[Data records for software interfaces]
=== Begin Enclosure ===
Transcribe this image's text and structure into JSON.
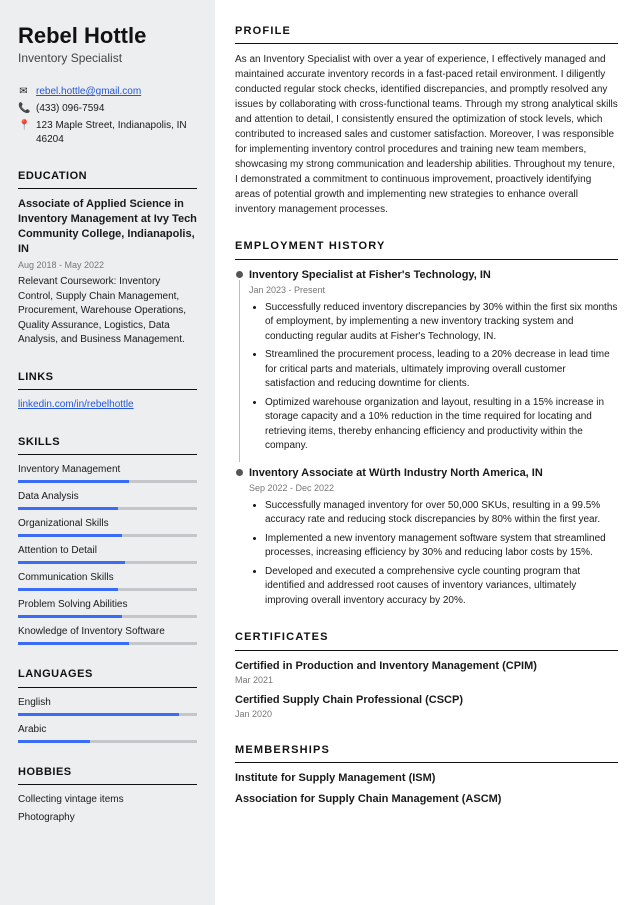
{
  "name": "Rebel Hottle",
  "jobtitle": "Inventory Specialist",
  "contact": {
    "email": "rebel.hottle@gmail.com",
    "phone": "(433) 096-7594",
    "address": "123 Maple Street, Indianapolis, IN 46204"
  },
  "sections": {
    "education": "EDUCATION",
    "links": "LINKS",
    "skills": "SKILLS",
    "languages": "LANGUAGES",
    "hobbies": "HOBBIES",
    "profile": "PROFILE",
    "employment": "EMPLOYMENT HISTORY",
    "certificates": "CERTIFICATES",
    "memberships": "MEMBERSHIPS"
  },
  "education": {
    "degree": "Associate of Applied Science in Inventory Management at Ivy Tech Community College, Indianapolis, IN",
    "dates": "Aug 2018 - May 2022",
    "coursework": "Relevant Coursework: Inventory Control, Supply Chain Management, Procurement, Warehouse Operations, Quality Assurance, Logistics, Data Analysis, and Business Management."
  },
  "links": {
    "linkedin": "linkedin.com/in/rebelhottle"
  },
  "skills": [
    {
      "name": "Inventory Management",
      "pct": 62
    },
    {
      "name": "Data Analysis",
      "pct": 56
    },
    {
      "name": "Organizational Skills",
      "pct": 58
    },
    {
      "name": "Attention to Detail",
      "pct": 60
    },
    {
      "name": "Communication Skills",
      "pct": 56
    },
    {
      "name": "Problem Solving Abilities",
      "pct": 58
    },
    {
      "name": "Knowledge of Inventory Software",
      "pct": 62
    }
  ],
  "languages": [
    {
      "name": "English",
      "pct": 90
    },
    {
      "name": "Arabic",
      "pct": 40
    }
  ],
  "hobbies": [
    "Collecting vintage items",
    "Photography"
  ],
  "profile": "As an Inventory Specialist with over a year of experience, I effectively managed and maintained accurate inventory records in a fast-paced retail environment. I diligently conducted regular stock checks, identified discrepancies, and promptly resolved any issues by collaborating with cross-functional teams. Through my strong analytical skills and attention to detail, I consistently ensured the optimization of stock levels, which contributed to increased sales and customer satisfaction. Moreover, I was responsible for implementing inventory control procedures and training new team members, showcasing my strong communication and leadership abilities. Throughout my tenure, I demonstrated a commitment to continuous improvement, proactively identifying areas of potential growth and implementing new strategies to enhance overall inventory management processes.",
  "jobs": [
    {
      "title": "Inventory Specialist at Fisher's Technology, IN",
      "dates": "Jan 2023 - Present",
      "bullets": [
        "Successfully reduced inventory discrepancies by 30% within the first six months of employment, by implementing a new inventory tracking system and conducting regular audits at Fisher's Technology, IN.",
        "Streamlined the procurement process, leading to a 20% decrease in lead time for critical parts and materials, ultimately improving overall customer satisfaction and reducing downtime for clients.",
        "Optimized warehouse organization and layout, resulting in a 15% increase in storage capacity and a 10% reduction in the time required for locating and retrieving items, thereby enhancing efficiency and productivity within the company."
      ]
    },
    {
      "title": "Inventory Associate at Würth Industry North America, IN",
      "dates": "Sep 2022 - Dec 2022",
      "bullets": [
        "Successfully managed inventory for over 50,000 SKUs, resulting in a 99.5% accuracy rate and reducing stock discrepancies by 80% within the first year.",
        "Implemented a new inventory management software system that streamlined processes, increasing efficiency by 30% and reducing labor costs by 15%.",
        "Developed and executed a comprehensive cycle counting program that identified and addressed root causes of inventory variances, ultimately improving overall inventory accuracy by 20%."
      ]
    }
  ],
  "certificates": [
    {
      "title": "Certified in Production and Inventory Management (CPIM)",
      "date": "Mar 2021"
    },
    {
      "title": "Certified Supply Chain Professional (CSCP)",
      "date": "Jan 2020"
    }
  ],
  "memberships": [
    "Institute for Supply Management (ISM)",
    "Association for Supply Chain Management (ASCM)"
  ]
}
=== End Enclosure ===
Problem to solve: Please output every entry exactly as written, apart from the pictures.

Exercise result:
Transcribe this image's text and structure into JSON.
{
  "name": "Rebel Hottle",
  "jobtitle": "Inventory Specialist",
  "contact": {
    "email": "rebel.hottle@gmail.com",
    "phone": "(433) 096-7594",
    "address": "123 Maple Street, Indianapolis, IN 46204"
  },
  "sections": {
    "education": "EDUCATION",
    "links": "LINKS",
    "skills": "SKILLS",
    "languages": "LANGUAGES",
    "hobbies": "HOBBIES",
    "profile": "PROFILE",
    "employment": "EMPLOYMENT HISTORY",
    "certificates": "CERTIFICATES",
    "memberships": "MEMBERSHIPS"
  },
  "education": {
    "degree": "Associate of Applied Science in Inventory Management at Ivy Tech Community College, Indianapolis, IN",
    "dates": "Aug 2018 - May 2022",
    "coursework": "Relevant Coursework: Inventory Control, Supply Chain Management, Procurement, Warehouse Operations, Quality Assurance, Logistics, Data Analysis, and Business Management."
  },
  "links": {
    "linkedin": "linkedin.com/in/rebelhottle"
  },
  "skills": [
    {
      "name": "Inventory Management",
      "pct": 62
    },
    {
      "name": "Data Analysis",
      "pct": 56
    },
    {
      "name": "Organizational Skills",
      "pct": 58
    },
    {
      "name": "Attention to Detail",
      "pct": 60
    },
    {
      "name": "Communication Skills",
      "pct": 56
    },
    {
      "name": "Problem Solving Abilities",
      "pct": 58
    },
    {
      "name": "Knowledge of Inventory Software",
      "pct": 62
    }
  ],
  "languages": [
    {
      "name": "English",
      "pct": 90
    },
    {
      "name": "Arabic",
      "pct": 40
    }
  ],
  "hobbies": [
    "Collecting vintage items",
    "Photography"
  ],
  "profile": "As an Inventory Specialist with over a year of experience, I effectively managed and maintained accurate inventory records in a fast-paced retail environment. I diligently conducted regular stock checks, identified discrepancies, and promptly resolved any issues by collaborating with cross-functional teams. Through my strong analytical skills and attention to detail, I consistently ensured the optimization of stock levels, which contributed to increased sales and customer satisfaction. Moreover, I was responsible for implementing inventory control procedures and training new team members, showcasing my strong communication and leadership abilities. Throughout my tenure, I demonstrated a commitment to continuous improvement, proactively identifying areas of potential growth and implementing new strategies to enhance overall inventory management processes.",
  "jobs": [
    {
      "title": "Inventory Specialist at Fisher's Technology, IN",
      "dates": "Jan 2023 - Present",
      "bullets": [
        "Successfully reduced inventory discrepancies by 30% within the first six months of employment, by implementing a new inventory tracking system and conducting regular audits at Fisher's Technology, IN.",
        "Streamlined the procurement process, leading to a 20% decrease in lead time for critical parts and materials, ultimately improving overall customer satisfaction and reducing downtime for clients.",
        "Optimized warehouse organization and layout, resulting in a 15% increase in storage capacity and a 10% reduction in the time required for locating and retrieving items, thereby enhancing efficiency and productivity within the company."
      ]
    },
    {
      "title": "Inventory Associate at Würth Industry North America, IN",
      "dates": "Sep 2022 - Dec 2022",
      "bullets": [
        "Successfully managed inventory for over 50,000 SKUs, resulting in a 99.5% accuracy rate and reducing stock discrepancies by 80% within the first year.",
        "Implemented a new inventory management software system that streamlined processes, increasing efficiency by 30% and reducing labor costs by 15%.",
        "Developed and executed a comprehensive cycle counting program that identified and addressed root causes of inventory variances, ultimately improving overall inventory accuracy by 20%."
      ]
    }
  ],
  "certificates": [
    {
      "title": "Certified in Production and Inventory Management (CPIM)",
      "date": "Mar 2021"
    },
    {
      "title": "Certified Supply Chain Professional (CSCP)",
      "date": "Jan 2020"
    }
  ],
  "memberships": [
    "Institute for Supply Management (ISM)",
    "Association for Supply Chain Management (ASCM)"
  ]
}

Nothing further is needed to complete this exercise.